Probably this is due in part to the fact that this is an English film, not an American comedy. Americans think nothing is funnier than two stupid guys (Abbott and Costello, Dumb and Dumber, Bill and Ted, Wayne and Garth, Reagan and Bush). The English, on the other hand, think Samuel Johnson is a laugh riot. It's a bit of a cultural divide, one that has always caused me to claim I was Canadian when visiting the United Kingdom.
Oddly, the plot for Saving Grace actually sounds like the plot of a stupid American comedy. (I am not opposed to stupid American comedies, by the way; that's just the kind of comedy that we Americans happen to be good at--I mean, Curly Howard was a freakin' genius, you know, for a guy who did stupid comedy.)
Grace (Brenda Blethyn) is a newly widowed fifty-something woman whose husband has left her a mound of debt that threatens her hold on the 300-year-old home in which she lives. Her groundskeeper Matthew (Craig Ferguson, who wrote the script and is far better here than in his regular role on The Drew Carey Show) has a bit of plan to help Grace out.
It seems that Matthew's crop of cannabis is failing, and Grace is the finest gardener in the county. She takes in some of Matthew's sativa seedlings and starts a high-tech hydroponics lab in her quaint little greenhouse. Soon an indecent amount of indica is burgeoning in her back yard, and plans are afoot to turn the sinsemilla into some serious profit.
Of course, there are the standard scenes of elderly women "tripping out" on reefer; there are the village residents whom one would not expect to be potheads who, grace à comédie, are potheads; and there are the encounters between stuffy, upper-class Grace and some scruffy, drug-dealing lowlifes. Nonetheless, in spite of the fact that director Nigel Cole is dealing with the kind of material that made Tommy Chong famous, he manages to get some high-level laughs out of it.

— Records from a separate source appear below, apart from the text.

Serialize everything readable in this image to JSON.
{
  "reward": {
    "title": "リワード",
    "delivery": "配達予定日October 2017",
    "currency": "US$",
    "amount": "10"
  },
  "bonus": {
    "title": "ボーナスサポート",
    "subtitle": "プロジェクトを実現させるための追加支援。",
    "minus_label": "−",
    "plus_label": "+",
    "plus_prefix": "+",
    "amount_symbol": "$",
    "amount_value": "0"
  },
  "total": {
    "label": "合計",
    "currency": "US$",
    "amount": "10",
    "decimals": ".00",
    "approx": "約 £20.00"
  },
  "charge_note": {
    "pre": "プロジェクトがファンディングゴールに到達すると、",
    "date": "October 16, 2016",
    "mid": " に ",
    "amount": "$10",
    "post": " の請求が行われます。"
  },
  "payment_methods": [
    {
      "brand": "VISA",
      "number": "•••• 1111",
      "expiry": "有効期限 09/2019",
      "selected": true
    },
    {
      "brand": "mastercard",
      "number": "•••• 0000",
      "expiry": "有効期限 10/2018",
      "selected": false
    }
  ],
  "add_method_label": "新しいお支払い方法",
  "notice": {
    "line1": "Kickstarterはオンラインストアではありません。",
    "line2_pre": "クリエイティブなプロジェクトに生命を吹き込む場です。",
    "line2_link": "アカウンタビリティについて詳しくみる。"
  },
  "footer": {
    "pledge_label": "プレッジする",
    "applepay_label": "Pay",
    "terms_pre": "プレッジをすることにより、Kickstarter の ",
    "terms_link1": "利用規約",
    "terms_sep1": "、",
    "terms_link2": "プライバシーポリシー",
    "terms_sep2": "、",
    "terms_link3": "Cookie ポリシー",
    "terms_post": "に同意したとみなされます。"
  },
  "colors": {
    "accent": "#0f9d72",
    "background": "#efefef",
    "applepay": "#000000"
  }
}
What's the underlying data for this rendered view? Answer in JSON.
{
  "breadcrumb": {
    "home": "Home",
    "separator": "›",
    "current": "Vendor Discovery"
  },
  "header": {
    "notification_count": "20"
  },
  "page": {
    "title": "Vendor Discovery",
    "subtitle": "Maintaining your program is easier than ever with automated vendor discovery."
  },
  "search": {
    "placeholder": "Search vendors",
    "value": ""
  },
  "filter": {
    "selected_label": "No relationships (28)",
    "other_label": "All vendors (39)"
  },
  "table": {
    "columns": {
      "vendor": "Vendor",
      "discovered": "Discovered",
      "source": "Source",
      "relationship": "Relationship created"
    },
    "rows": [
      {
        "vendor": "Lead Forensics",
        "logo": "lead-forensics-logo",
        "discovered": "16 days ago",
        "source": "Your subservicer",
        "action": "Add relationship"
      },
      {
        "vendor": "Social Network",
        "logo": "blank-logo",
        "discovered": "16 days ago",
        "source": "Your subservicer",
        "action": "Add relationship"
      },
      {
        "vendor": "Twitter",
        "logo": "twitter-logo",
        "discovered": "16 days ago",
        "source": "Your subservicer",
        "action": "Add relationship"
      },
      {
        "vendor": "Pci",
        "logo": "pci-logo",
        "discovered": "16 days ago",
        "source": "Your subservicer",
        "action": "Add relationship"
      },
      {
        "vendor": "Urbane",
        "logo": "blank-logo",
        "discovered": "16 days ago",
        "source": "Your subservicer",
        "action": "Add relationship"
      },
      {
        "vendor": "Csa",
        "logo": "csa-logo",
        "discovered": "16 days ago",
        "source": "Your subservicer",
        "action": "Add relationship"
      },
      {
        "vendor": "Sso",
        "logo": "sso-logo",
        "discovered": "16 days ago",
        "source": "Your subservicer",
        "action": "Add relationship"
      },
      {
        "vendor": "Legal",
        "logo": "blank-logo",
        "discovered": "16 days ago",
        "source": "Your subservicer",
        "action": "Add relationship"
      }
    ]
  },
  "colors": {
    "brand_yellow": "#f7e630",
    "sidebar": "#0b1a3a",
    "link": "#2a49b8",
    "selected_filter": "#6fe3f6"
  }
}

On top of this, there's also real drama. Not the American kind of drama wherein an angelic character played by Kim Basinger or Michelle Pfeiffer rescues a mentally retarded African orphan from a life-threatening disease by taking on the insurance industry with the help of her hard-bitten lawyer who softens under her caring regard and then marries her after winning a million-dollar settlement and saving all the children everywhere.
Rather, a more morally ambiguous character, the titular Grace, is faced with the loss of her moneyed lifestyle. Her means of combating this coming end of her wealthy excess is by no means entirely heroic, but Brenda Blethyn brings a kind of sad fragility to the role that makes the character of Grace extremely sympathetic, while still allowing her to display a great deal of strength. Thanks to the thoughtful script and Blethyn's compelling performance, Grace is one of the more complicated protagonists on the screen, but is nonetheless entirely believable.
The plot, on the other hand, is not so credible, and takes perhaps a few too many "zany" turns, especially when it introduces London gangster Jacques, played by the extremely talented, but not so selective, Tchéky Karyo. There are also some problems with a subplot involving Matthew the Groundskeeper's pregnant wife (Valerie Edmond, who seems to be in the wrong movie here), who doesn't want him involved in the drug trade. I mean, who needs a spoilsport like that around when there's dope to be harvested?
But on the whole, Saving Grace is a big success. The cinematography isn't very interesting or innovative, but the English coastal landscape is so beautiful that it doesn't call for any special camera play. The cast is almost all good, and the characters are richly drawn. American audiences might find the pace a bit slow--the humor rate runs at about one joke every four minutes, whereas American comedies tend to throw the jokes out at about one every 45 seconds--but it pays off in that all the jokes are funny.